Anonymous More than 1 year ago
Guest More than 1 year ago
I first heard Martin Goldsmith talking about the story of his parents, Gunther (George) and Rosemarie(y)a couple of months ago, the piece that I heard on NPR's Morning Edition moved me to purchase the book. I became so involved with the blossoming romance between Mr. Goldsmiths' parents and the impending danger of living in Germany during the rise of Hitler and the onset of WWII, that I could hardly put the book down! I want to thank you Mr. Goldsmith for writing such a moving story!
Guest More than 1 year ago
National Public Radio listeners have known Martin Goldsmith for years as the friendly, reassuring voice of 'Performance Today.' Encyclopedically knowledgeable about classical (as well as rock) music, Goldsmith has a relaxed and comfortable on-air style that helps to make classical music more accessible to broad audiences. That same style is found in 'The Inextinguishable Symphony,' helping to make another complex subject -- the Holocaust -- more accessible to audiences both familiar and unfamiliar with it. But this isn't just 'another book about the Holocaust.' Nor is it about tragically anonymous victims. It is instead about Goldsmith's parents -- Gunther, a flutist, and Rosemarie, a violist -- who meet and charmingly fall in love in Nazi Germany in the '30s, as well as about Grandfather Alex and Uncle Helmut and other family members and friends, each of whom Goldsmith makes real and sympathetic through his rich, exquisitely detailed, and heartbreakingly honest narrative. These are people that the reader comes to care about deeply, and we celebrate -- and in some cases grieve -- their fates. Goldsmith is a helluva storyteller. But it's also not just a love story (Gunther literally does risk his life for his young sweetheart) or merely an author's own personal journey in search of his own roots. Through the vehicle of his remarkable parents' own individual stories, Goldsmith explores the only-dimly known, but fascinating, story of the Judische Kulturbund -- the Jewish Culture Association -- to which Jewish musicians, actors, and others were artistically exiled in Nazi Germany. Goldsmith reveals much about this controversial and complicated organization which, although the only source of culture for German Jews, knowingly served the Nazis' propaganda purposes. The reader marvels at how much the 'Kubu' was able to accomplish under such hateful conditions, but is also forced to ask, 'What would I have done in these circumstances? Would I have risked my life just to make music?' This is a troubling, but ultimately triumphant, book about real people trying to live their lives, their love, and their music in unthinkable times. I highly recommend it to anyone interested in music, in the Holocaust, in cultural history, or simply in a good love story well told.
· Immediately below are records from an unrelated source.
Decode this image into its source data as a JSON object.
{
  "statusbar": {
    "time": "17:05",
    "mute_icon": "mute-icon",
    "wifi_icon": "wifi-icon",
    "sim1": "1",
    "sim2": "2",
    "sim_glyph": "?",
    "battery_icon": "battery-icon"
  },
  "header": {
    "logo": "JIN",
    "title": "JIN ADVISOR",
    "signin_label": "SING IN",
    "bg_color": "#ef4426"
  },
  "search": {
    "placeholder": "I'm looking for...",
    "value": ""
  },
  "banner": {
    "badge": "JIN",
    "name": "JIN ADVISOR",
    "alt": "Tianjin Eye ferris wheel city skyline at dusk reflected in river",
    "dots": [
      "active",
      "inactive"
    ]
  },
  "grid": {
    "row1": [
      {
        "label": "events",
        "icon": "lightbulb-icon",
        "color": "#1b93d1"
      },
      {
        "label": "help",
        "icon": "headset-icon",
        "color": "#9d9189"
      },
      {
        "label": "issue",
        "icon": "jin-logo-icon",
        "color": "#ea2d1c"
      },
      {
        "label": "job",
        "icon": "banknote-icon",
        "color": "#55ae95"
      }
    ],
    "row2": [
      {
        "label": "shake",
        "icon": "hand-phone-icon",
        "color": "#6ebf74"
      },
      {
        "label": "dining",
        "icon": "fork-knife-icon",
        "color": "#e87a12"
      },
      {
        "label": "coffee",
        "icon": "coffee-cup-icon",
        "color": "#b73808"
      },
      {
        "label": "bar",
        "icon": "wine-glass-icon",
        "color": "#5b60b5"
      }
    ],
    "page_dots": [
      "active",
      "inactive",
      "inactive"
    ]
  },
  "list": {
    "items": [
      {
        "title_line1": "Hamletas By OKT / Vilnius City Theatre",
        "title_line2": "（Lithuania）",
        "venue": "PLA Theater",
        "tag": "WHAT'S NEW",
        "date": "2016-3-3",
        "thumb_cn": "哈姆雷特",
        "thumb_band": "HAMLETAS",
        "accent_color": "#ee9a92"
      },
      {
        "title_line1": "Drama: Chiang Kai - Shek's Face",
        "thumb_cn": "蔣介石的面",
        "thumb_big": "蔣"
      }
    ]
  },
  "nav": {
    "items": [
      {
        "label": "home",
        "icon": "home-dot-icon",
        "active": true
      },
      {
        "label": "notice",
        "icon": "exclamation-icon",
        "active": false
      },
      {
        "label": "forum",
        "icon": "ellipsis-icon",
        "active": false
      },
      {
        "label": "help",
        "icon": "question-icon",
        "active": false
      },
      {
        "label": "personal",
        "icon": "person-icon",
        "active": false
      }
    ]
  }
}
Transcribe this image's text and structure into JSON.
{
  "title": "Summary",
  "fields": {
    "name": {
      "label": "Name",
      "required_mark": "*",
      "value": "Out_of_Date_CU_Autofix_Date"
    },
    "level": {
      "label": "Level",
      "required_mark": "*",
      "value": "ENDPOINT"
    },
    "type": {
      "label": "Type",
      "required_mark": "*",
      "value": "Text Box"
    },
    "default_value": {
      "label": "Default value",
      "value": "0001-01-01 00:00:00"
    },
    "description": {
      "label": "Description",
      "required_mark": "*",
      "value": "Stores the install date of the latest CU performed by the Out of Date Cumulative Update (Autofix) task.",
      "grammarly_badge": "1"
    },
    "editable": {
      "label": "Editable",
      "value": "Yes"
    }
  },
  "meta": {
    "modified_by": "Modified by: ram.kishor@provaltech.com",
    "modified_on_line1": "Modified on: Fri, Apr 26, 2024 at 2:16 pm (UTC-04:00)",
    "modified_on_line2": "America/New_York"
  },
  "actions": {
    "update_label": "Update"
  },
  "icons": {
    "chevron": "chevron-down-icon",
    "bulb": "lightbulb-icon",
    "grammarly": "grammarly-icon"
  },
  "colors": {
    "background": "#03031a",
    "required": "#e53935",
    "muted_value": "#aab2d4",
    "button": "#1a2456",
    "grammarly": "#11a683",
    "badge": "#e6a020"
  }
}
Guest More than 1 year ago
Martin Goldsmith, former host of NPR's 'Performance Today,' recounts in rich detail the compelling story of his parents, Gunther and Rosemary, two talented musicians who fall in love while performing in a Jewish orchestra organized by Joseph Goebbels as a Nazi propaganda tool. Goldsmith, a gifted writer, captures the time and place magnificently, and his book is both an eye-opener and a page-turner. If only we could hear the classical music that serves as backdrop to Gunther and Rosemary's remarkable tale of survival and escape in an era of madness. Hopefully, THE INEXTINGUISHABLE SYMPHONY will become a movie - then we can experience its power and passion to the full and its message of courage and hope will reach an even greater audience. Bravo Mr. Goldsmith for bringing this wonderful story to our attention!